I have to admit, we have it pretty good here in Newfoundland and Labrador. We do not have tornadoes or major hurricanes; we do not have a high crime rate and there is almost zero % pollution. We do have rain, drizzle and fog and on this end of the island, as we say, “the east wind would almost cut you in two”.
Our weather and living on an island in the North Atlantic helps shape us into the people we are, proud of traditions and way of life. This is depicted in our songs and stories which are linked to the sea. Our traditions are also linked with our ancestors who sailed here hundreds of years ago to seek out a new life… a better life. Our ancestors came from England, Ireland, and France primarily. Each with their own traditions, including food, music and dance, all these traditions became more prevalent around Christmas time.
Tradition of Mummering or Jannying
One tradition that has etched its way into our Christmas culture is the practice of Mummering (or where I am from, Riverhead, Hr. Grace, it is called Jannying). Mummers, for those who are not familiar with this practice, are people dressed in disguise and who visit your home during Christmas, knock on your door and ask “any mummers allowed in”? or “any Jannies allowed in”?
Last week, the Bay Roberts Cultural Foundation held a “Grand Old Christmas Time.” Mummers made an appearance at the Time, much to the enjoyment of everyone. The music playing in the background is The Mummers Song, written by Bud Davidage, and recorded by Simani. The song, written in 1984, is a Christmas classic in Newfoundland and Labrador.
Once invited inside they will sing and or dance and will expect a drink, usually some sort of alcohol was given. We were given home brew (homemade beer), most of the houses had large blue barrels next to their oil or woodstoves, I guess a good place for fermentation.
Childhood Memories of Jannies

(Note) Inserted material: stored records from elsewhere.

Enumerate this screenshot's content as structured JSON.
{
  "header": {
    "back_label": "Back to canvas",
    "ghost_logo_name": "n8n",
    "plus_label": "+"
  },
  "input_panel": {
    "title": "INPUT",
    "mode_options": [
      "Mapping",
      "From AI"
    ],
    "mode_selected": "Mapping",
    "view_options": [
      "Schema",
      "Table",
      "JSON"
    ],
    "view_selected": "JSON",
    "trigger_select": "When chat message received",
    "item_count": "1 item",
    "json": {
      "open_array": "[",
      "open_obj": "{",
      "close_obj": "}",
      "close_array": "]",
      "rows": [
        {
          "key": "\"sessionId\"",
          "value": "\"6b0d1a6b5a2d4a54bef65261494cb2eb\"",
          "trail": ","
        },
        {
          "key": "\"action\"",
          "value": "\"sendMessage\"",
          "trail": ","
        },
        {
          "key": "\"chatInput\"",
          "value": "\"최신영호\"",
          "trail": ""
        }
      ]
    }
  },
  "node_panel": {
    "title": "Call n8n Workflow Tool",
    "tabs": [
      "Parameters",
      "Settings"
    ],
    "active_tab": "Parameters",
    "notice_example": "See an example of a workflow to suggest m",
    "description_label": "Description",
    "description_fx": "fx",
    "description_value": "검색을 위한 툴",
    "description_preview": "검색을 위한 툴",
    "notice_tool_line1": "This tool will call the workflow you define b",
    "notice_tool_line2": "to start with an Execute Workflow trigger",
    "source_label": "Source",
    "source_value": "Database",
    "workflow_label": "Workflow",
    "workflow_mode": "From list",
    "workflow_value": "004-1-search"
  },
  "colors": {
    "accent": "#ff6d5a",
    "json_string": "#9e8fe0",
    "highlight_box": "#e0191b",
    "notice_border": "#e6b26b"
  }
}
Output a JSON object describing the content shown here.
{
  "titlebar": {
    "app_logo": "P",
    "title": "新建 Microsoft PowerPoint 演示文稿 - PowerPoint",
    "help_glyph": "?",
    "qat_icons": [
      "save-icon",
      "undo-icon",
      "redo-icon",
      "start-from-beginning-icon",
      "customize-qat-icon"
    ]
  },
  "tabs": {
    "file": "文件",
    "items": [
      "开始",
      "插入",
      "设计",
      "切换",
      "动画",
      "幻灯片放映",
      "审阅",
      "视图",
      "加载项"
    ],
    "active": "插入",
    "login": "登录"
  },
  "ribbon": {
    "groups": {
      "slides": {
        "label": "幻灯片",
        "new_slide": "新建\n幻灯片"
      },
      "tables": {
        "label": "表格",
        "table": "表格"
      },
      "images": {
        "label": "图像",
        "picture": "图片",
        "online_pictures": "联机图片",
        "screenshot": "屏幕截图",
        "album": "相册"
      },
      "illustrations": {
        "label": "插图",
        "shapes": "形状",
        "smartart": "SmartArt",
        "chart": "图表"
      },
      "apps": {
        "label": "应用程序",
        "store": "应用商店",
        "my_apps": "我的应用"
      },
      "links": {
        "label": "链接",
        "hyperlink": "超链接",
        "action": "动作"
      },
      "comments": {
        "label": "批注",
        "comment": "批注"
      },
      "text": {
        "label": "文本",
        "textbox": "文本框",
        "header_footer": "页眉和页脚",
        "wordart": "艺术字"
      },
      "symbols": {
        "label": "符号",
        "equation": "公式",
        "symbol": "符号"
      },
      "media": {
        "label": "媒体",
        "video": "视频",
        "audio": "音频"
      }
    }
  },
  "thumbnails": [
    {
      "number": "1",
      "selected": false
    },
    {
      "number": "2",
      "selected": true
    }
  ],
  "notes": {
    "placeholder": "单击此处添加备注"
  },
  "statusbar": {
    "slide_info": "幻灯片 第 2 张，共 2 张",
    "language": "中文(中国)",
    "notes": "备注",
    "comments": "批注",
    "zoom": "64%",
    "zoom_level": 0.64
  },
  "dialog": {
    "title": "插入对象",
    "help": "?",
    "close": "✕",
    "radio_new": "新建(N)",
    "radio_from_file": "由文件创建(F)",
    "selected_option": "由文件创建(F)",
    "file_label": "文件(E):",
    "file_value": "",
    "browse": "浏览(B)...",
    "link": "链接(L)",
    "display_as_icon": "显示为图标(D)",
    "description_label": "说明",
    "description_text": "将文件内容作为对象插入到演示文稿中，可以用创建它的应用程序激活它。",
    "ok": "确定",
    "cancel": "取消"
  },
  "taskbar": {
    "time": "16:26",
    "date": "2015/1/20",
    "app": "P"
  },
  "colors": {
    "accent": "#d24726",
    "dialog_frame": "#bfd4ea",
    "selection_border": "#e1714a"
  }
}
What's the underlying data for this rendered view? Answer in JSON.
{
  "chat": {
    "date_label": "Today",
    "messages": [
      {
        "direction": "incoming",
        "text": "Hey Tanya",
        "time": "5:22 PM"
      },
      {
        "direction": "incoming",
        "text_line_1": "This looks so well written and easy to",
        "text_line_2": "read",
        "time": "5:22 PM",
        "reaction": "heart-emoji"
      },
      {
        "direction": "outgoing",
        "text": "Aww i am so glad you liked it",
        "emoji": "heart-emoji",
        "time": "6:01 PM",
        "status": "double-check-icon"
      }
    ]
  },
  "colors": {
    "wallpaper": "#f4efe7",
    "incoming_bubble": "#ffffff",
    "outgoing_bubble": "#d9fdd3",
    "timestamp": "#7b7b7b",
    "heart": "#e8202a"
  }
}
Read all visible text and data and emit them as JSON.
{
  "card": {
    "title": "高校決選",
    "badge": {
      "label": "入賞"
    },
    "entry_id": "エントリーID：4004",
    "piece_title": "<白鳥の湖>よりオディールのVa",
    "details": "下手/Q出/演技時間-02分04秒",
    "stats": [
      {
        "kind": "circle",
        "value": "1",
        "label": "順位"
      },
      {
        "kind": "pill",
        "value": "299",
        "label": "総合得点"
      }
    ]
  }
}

As a child , growing up in the 70’s and early 80’s I was mortified of Jannies, I use to hear my relatives talk about good and bad Jannies , as a result , in my mind they were all bad, especially the hobby horse. The hobby horse usually was the last Jannie to enter the house; I could remember scooting in the room as fast as I could when I heard the SLAP of its mouth.